» REQUIREMENT
Among these records, which lines include "JSON"? Copy them out.

Start of DATA FOR THIS EXERCISE

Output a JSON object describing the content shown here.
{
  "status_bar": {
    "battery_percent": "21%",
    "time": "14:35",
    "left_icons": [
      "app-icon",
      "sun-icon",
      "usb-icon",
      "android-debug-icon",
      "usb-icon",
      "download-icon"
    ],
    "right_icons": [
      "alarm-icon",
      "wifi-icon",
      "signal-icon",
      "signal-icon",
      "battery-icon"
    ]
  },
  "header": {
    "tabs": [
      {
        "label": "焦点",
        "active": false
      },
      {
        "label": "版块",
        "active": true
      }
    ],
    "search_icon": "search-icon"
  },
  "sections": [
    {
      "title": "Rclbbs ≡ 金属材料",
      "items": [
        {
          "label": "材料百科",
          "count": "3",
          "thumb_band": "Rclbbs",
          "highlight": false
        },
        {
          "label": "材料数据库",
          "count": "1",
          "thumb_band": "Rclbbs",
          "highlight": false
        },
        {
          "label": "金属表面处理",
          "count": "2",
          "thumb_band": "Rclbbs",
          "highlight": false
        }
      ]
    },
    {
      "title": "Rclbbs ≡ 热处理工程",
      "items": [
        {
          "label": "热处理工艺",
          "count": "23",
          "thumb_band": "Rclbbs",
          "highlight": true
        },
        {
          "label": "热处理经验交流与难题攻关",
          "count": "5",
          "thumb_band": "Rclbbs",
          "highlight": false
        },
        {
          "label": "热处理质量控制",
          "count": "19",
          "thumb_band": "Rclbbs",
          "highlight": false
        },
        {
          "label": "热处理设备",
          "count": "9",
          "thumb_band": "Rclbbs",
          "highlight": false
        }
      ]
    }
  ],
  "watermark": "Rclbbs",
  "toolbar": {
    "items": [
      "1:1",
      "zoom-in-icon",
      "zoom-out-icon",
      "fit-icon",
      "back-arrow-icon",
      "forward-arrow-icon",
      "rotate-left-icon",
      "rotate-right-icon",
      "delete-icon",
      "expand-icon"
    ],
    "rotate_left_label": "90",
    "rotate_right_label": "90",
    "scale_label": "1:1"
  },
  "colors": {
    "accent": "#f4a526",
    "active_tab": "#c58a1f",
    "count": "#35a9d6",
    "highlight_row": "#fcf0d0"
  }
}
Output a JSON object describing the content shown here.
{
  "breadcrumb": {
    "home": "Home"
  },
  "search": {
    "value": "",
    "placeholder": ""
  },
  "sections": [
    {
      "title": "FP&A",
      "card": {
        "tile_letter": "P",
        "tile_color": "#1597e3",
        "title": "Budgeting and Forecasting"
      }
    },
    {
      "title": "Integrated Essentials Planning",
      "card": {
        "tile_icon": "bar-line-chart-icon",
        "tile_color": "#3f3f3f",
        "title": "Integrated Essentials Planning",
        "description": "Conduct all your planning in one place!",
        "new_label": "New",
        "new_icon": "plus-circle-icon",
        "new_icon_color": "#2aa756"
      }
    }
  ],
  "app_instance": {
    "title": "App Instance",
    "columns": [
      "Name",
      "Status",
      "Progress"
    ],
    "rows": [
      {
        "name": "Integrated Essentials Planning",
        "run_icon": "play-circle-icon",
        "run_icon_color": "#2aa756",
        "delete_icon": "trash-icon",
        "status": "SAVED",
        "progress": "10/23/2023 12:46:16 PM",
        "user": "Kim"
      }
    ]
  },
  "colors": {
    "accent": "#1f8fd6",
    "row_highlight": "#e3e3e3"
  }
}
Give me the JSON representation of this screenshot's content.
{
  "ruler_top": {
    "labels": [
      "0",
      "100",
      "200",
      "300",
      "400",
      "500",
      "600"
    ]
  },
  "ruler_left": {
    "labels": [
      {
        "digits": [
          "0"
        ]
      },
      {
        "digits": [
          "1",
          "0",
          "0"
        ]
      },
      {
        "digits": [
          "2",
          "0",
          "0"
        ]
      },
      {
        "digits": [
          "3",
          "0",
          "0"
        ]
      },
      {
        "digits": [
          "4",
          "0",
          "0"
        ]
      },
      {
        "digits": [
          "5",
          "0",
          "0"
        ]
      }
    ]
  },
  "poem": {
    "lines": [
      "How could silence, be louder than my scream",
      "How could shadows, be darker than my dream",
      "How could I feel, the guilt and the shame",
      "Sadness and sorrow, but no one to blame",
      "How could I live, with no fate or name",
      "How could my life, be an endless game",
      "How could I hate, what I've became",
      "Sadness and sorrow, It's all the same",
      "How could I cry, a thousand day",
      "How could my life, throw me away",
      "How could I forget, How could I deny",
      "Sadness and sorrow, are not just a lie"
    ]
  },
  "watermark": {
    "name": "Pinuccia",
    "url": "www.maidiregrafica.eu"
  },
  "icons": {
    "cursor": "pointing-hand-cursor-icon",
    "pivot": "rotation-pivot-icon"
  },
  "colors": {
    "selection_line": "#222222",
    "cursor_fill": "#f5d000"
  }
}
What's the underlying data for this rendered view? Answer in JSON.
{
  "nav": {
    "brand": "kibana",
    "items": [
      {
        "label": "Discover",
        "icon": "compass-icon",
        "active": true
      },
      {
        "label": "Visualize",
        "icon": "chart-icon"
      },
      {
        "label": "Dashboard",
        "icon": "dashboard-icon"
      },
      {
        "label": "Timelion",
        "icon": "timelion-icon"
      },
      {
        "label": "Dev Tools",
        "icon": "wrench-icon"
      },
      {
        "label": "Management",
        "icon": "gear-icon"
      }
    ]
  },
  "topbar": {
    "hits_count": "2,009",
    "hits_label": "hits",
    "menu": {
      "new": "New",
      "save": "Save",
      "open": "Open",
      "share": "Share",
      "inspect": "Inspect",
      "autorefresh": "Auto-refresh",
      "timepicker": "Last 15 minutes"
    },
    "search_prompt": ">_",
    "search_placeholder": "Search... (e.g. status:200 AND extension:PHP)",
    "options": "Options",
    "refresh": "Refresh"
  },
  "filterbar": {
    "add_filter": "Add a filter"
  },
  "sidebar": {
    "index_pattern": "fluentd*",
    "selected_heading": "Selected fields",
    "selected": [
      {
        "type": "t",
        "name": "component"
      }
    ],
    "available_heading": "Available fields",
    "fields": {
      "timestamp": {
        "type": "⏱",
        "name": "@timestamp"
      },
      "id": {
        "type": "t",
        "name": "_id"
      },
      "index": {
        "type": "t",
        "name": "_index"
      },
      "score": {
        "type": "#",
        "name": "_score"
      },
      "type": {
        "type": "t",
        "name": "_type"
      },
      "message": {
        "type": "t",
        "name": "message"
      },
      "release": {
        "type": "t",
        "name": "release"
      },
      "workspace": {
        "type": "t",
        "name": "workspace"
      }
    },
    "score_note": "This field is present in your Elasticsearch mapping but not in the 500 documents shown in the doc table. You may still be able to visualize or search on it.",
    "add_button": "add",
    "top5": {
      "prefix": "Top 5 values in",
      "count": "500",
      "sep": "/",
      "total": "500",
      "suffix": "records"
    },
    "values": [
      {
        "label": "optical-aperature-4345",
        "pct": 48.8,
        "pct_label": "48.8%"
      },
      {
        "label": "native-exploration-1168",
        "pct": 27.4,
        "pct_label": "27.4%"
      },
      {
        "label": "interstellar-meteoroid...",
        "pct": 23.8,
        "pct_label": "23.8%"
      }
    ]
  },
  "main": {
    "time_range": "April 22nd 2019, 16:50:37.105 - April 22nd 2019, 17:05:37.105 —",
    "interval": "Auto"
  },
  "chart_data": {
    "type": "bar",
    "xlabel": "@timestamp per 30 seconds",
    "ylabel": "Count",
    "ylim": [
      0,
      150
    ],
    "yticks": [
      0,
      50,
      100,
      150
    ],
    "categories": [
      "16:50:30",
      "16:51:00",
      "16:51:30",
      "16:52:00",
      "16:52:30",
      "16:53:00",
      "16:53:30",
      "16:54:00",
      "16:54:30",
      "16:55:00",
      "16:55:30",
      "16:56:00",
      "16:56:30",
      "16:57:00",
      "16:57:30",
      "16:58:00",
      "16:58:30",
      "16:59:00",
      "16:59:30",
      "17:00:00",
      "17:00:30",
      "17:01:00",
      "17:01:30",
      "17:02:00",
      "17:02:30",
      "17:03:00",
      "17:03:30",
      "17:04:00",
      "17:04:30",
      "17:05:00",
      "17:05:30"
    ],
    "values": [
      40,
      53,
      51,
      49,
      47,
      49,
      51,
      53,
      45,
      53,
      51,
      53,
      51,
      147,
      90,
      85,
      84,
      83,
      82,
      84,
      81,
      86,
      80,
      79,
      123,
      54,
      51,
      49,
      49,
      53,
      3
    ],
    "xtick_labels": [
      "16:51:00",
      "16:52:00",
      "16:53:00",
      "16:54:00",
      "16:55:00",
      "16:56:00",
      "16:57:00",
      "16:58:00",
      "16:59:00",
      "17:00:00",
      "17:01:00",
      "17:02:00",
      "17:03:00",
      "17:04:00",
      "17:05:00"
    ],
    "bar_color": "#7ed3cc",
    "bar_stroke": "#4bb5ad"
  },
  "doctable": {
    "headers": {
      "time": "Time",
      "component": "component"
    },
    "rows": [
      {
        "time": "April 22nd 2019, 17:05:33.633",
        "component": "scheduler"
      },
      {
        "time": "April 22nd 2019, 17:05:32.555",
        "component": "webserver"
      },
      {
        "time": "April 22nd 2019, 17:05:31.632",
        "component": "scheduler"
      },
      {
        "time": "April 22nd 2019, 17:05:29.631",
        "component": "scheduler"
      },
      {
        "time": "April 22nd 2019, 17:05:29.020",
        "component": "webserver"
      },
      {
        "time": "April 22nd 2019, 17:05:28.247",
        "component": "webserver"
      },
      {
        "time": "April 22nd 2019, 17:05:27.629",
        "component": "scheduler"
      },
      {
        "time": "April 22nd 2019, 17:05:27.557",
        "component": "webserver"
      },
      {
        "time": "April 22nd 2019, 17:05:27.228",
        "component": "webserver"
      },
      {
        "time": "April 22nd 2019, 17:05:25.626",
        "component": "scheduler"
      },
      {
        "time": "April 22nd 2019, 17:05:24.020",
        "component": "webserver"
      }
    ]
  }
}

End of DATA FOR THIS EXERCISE

» OUTPUT BELOW
Output a JSON object describing the content shown here.
Output a JSON object describing the content shown here.
Give me the JSON representation of this screenshot's content.
What's the underlying data for this rendered view? Answer in JSON.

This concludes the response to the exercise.